“It felt like family, that intimacy, that acceptance, and Kala wanted it keenly.”

Genre: Historical Fantasy
Published: 2020
Pages: 268
Rate: 4 ⭐⭐⭐⭐

Goodreads Synopsis
Some secrets are worth killing for

The ancient city of Kepos sits in an isolated valley, cut off from the outside world by a towering wall. Behind it, the souls of the dead clamour for release. Or so the priesthood says.
Kala has never had any reason to doubt their word – until her father dies in suspicious circumstances that implicate the city’s high priest. She’s determined to investigate, but she has a more immediate problem: the laws of the city require her mother to remarry straight away.
Kala’s new stepfather is a monster, but his son Leon is something altogether more dangerous: kind.
With her family fractured and the investigation putting her life in danger, the last thing Kala needs is romance. She would rather ignore Leon entirely, however difficult he makes it. But when she learns the truth of what really clamours behind the wall at the end of the valley, she faces a choice: share what she knows and jeopardise her escape, or abandon him to his fate along with the rest of the city.
If she doesn’t move fast, then no one will make it out of the valley alive.

“Knowing what someone wants gives you power over them,” he said, “and he has enough of that already.”

Disclaimer: I received an advance copy of the book from the author for review but all thoughts and opinions expressed are honest and my own.

My Take
Fun fact about The Wolf And The Water is that it’s inspired by Plato’s account of the island of Atlantis.
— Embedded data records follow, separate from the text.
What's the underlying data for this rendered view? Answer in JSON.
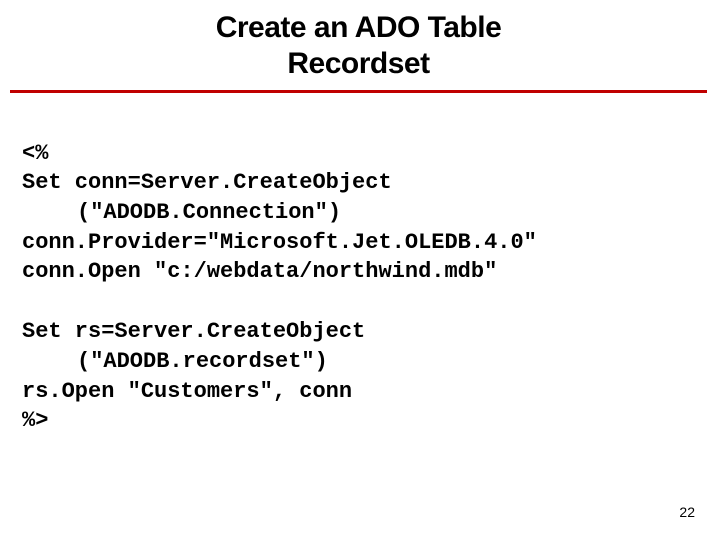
{
  "title_line1": "Create an ADO Table",
  "title_line2": "Recordset",
  "code": {
    "l1": "<%",
    "l2": "Set conn=Server.CreateObject",
    "l3": "(\"ADODB.Connection\")",
    "l4": "conn.Provider=\"Microsoft.Jet.OLEDB.4.0\"",
    "l5": "conn.Open \"c:/webdata/northwind.mdb\"",
    "l6": "Set rs=Server.CreateObject",
    "l7": "(\"ADODB.recordset\")",
    "l8": "rs.Open \"Customers\", conn",
    "l9": "%>"
  },
  "page_number": "22"
}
I truly loved this book. History plus Fantasy ? What a concept!!

The Wolf And The Water follows a Greek mythological context where it follows Kala, a disabled girl who literally has to fight to survive and stay alive. I loved the plot. Simple and easy to follow yet filled with so many twists it kept me on edge. I love how Josie Jaffrey explores relationships in this book, both romantic and platonic. It made for a really enjoyable read.


This book is more plot based than anything which made some characters easily forgettable and only remembered them when they were mentioned again. This at some point made me not care enough & is actually the reason I didn’t give it 5 stars.
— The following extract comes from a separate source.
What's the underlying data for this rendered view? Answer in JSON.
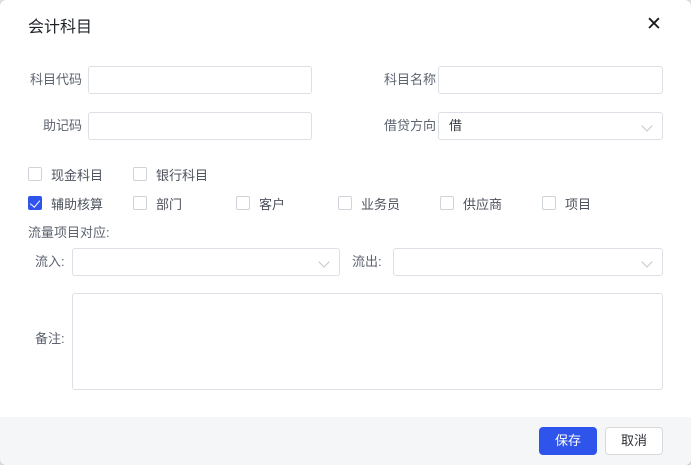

Allegiances, politics and a budding romance made The Wolf And The Water a wonderful read.